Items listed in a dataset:
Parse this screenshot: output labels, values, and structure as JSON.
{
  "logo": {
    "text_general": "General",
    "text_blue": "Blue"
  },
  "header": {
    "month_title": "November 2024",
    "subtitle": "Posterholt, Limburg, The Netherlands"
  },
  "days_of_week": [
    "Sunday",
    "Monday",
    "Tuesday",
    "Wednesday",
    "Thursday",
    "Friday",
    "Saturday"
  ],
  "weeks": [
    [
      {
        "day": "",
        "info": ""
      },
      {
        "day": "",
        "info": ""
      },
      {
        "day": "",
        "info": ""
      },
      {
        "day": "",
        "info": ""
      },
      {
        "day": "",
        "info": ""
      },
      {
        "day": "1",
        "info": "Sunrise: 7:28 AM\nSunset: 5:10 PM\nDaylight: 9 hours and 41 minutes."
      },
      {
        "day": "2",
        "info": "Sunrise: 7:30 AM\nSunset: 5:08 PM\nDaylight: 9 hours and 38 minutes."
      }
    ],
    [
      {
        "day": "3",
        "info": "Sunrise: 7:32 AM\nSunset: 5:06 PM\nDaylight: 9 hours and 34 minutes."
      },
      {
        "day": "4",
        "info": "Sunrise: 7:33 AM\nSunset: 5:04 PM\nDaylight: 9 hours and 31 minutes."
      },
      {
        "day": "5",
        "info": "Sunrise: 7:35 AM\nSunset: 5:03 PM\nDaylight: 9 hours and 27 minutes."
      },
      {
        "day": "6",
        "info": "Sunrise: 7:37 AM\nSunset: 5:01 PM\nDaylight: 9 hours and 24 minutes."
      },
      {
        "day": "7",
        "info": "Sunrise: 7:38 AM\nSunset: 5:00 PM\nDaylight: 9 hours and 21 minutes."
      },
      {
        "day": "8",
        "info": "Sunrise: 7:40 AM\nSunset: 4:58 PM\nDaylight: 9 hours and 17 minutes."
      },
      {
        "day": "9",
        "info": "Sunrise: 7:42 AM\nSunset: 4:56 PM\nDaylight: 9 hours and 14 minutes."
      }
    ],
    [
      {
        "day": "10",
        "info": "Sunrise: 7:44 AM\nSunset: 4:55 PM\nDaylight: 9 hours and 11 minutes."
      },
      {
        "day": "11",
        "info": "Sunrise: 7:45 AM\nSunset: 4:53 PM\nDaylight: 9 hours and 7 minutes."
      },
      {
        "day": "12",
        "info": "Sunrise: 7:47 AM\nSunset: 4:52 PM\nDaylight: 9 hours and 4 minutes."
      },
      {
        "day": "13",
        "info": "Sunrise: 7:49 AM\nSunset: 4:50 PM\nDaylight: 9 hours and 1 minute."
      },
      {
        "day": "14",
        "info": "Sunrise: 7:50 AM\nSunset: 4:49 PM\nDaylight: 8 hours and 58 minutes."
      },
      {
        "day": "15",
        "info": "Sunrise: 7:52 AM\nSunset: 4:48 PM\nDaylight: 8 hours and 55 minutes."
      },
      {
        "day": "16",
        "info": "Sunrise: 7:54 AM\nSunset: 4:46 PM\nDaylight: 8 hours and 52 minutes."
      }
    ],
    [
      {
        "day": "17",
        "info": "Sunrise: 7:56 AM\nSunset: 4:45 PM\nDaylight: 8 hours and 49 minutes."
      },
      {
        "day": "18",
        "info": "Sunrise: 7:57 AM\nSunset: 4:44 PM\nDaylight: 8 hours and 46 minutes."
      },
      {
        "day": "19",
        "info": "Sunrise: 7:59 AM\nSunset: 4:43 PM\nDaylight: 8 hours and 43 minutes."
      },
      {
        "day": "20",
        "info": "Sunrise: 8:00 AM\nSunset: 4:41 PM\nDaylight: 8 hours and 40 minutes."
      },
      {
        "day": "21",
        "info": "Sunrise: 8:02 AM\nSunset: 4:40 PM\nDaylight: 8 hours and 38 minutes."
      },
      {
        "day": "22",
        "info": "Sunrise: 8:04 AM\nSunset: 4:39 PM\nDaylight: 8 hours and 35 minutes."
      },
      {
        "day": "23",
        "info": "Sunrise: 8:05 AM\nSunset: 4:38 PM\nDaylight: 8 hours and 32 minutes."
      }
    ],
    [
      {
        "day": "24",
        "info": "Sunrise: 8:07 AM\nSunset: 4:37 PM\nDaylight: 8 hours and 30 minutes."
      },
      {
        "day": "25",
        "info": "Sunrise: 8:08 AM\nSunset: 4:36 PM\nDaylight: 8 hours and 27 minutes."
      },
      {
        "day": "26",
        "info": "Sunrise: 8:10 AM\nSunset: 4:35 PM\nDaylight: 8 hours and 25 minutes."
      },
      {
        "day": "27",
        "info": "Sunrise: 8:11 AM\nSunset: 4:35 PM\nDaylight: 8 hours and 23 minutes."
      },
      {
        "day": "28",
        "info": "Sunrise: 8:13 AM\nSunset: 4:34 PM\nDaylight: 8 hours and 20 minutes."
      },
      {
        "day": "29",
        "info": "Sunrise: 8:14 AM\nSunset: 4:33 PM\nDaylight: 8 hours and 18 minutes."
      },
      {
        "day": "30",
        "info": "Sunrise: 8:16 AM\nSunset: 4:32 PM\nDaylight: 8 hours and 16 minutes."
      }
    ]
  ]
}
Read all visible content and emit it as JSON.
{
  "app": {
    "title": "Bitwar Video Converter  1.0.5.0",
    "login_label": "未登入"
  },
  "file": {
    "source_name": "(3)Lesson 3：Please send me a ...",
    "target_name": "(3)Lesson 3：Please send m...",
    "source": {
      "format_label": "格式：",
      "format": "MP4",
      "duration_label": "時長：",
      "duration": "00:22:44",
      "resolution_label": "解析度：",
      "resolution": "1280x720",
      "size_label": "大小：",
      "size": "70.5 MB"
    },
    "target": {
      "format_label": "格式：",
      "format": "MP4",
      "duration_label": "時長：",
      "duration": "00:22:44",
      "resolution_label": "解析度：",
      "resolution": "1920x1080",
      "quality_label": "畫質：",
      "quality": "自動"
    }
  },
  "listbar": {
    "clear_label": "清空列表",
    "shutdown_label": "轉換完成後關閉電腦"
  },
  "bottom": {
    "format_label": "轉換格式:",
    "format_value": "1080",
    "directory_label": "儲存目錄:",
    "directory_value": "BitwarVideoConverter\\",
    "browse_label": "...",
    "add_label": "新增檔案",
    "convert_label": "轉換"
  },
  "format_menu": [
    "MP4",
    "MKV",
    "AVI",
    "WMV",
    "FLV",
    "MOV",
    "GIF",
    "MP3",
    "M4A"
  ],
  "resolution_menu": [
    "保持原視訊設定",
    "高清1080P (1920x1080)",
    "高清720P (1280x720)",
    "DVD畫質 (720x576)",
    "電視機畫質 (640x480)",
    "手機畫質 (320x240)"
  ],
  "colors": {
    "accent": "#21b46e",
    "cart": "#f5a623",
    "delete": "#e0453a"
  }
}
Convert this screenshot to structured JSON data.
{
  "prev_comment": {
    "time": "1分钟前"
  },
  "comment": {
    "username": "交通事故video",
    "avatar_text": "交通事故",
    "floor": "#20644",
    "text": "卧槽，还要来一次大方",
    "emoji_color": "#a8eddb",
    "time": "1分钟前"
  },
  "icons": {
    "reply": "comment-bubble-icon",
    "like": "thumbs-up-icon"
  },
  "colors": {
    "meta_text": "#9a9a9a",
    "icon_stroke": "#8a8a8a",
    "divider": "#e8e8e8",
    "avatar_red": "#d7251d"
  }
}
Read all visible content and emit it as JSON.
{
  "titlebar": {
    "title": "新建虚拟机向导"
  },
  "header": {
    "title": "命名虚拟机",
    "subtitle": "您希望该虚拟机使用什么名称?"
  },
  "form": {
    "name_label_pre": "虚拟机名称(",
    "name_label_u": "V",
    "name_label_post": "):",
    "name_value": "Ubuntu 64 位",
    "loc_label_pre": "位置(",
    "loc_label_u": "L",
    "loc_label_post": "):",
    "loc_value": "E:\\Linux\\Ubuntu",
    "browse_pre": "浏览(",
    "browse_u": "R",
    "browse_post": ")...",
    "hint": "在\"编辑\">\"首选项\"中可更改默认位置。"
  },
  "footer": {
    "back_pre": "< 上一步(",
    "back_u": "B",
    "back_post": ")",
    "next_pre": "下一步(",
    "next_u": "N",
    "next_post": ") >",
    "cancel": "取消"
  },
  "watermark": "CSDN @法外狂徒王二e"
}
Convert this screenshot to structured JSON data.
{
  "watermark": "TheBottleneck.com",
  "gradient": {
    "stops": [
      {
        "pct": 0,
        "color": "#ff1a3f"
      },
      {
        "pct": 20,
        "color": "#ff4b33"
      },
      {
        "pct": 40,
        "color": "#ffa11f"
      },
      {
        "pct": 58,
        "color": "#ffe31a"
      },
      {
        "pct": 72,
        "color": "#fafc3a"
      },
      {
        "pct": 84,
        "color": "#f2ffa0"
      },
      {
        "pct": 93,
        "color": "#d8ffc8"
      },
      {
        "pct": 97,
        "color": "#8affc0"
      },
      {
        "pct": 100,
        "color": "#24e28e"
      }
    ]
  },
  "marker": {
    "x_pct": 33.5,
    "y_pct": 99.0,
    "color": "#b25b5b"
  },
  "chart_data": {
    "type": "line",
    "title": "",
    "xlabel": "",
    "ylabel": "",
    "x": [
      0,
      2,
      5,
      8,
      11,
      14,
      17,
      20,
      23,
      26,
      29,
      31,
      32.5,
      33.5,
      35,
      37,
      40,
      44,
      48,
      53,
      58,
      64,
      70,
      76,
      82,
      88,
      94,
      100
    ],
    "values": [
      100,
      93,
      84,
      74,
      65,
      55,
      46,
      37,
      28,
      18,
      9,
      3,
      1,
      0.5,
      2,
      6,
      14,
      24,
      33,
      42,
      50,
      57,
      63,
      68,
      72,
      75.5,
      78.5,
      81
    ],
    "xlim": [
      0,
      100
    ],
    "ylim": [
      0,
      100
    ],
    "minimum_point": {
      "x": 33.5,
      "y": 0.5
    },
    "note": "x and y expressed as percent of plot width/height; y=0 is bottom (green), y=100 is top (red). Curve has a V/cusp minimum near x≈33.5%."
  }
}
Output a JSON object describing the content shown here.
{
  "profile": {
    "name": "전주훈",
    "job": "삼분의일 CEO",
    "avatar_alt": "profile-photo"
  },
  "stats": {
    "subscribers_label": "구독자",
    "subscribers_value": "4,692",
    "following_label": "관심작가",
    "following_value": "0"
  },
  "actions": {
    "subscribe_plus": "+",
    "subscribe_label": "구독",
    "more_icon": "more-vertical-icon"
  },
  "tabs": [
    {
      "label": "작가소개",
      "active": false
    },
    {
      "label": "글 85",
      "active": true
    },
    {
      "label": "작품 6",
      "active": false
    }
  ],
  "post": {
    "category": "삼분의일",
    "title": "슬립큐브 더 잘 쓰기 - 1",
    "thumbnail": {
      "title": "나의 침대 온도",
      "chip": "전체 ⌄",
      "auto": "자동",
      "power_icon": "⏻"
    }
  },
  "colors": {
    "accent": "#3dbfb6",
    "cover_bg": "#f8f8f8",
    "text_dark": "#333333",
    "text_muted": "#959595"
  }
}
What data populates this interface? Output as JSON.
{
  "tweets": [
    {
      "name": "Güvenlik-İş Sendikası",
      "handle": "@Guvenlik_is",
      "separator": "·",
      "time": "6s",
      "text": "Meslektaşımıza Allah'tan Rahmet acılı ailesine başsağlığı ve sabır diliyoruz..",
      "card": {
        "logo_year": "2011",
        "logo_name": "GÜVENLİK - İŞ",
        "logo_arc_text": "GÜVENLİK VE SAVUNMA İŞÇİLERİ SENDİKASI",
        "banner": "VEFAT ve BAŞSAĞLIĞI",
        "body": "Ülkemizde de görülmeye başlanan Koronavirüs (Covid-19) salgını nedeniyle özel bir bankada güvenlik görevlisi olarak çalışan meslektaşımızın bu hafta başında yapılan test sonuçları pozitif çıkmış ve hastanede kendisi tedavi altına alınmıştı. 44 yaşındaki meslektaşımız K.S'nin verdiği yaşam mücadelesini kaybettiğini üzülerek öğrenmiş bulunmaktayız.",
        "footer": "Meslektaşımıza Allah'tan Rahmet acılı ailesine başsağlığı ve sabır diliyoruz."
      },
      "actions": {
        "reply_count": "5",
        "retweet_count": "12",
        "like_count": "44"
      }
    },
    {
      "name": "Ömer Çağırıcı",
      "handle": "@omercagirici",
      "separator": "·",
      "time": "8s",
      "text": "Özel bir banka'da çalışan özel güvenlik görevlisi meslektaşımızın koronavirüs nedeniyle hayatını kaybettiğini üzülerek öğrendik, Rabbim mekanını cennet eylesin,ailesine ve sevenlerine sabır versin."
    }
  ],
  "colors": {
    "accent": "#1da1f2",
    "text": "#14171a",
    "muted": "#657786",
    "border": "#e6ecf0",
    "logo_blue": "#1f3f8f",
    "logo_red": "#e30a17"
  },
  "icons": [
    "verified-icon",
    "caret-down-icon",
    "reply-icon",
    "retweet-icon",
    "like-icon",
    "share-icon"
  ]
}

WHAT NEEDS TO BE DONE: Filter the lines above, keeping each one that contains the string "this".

WRITTEN REPLY:
Parse this screenshot: output labels, values, and structure as JSON.
Convert this screenshot to structured JSON data.
Convert this screenshot to structured JSON data.
What data populates this interface? Output as JSON.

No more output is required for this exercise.